Every once in a while, South Carolina should be one of the first in something good. This year, we have an opportunity to be at the forefront of something positive and new in business job creation.
This month, I introduced legislation for a creative new model of corporation in South Carolina called the benefit corporation. Similar, bipartisan legislation in the House of Representatives has made substantial progress. By working together, we can help South Carolina be on the cutting edge of innovative business.
Laws governing traditional corporations make it difficult for a business to have any goal but one -- maximizing profits. Traditional corporations are required by law to put profits for shareholders above almost any other consideration. But many business owners realize that the wonders of the marketplace can be harnessed for both profit making and social good at the same time.

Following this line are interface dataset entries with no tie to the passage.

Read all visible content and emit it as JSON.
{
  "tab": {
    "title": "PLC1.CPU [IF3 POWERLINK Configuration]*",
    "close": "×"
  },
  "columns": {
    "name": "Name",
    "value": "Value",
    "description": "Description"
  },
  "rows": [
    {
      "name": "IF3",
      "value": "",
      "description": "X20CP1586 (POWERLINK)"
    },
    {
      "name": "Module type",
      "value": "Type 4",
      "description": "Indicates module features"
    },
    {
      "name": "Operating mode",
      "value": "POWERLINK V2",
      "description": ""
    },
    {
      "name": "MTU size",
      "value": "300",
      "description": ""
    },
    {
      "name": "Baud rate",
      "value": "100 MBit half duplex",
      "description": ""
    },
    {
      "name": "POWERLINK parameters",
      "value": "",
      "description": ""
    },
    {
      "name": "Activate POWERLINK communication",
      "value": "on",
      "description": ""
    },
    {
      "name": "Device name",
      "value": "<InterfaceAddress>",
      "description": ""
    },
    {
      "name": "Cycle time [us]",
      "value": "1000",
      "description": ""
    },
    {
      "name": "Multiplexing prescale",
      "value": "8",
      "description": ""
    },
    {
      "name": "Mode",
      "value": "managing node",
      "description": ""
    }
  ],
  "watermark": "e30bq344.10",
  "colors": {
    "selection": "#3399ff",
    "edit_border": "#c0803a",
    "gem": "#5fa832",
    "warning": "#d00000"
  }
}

After all, why shouldn't a company be allowed to have the goal of making money for its stockholders while at the same time promoting other goals such as environmental sustainability or public educational progress or faith based good works? Why shouldn't a company be allowed to make money and support good causes if that is what the founders and shareholders envisioned.
A corporation shouldn't have to be a non-profit to do good works. The benefit corporation's legal structure can help businesses do just that if they choose.
Benefit corporations are a new type of corporation which use the power of the marketplace to make money and solve societal problems. More than 450 certified benefit corporations exist in 60 different industries throughout the United States. Seven states have enacted laws that allow companies to choose to be incorporated under the benefit corporation standards. The legislation has received overwhelming and bipartisan support.
Under the proposed law, benefit corporations are allowed to make decisions that are good not only for their shareholders, but also for society as a whole. Benefit corporations must operate in an open manner, have explicit goals to promote societal well-being, and meet objective accountability standards, all while working to make a profit.
For South Carolina, the benefit corporation concept will allow growing businesses and entrepreneur to choose a corporate structure that will permit them to turn a profit while promoting the betterment of their community. Choosing a benefit corporation structure can open up growing businesses to a whole new world of investment opportunities, as more and more investors want to know that their money will not only make a profit but improve our society.
The benefit corporation structure is entirely voluntary and would only be used by companies who see it as the right fit for their mission. Why should South Carolina always be the last state to adopt creative new ways for businesses to thrive? Why should South Carolina be seen as a place that always does business the same old way? With passage of the benefit corporation legislation, we can be at the forefront of providing entrepreneurs choices in how they structure their business and improve their communities. After all, the bottom line isn't always just about money.
Vincent Sheheen represents District 27 in the South Carolina Senate. He was the 2010 Democratic nominee for governor.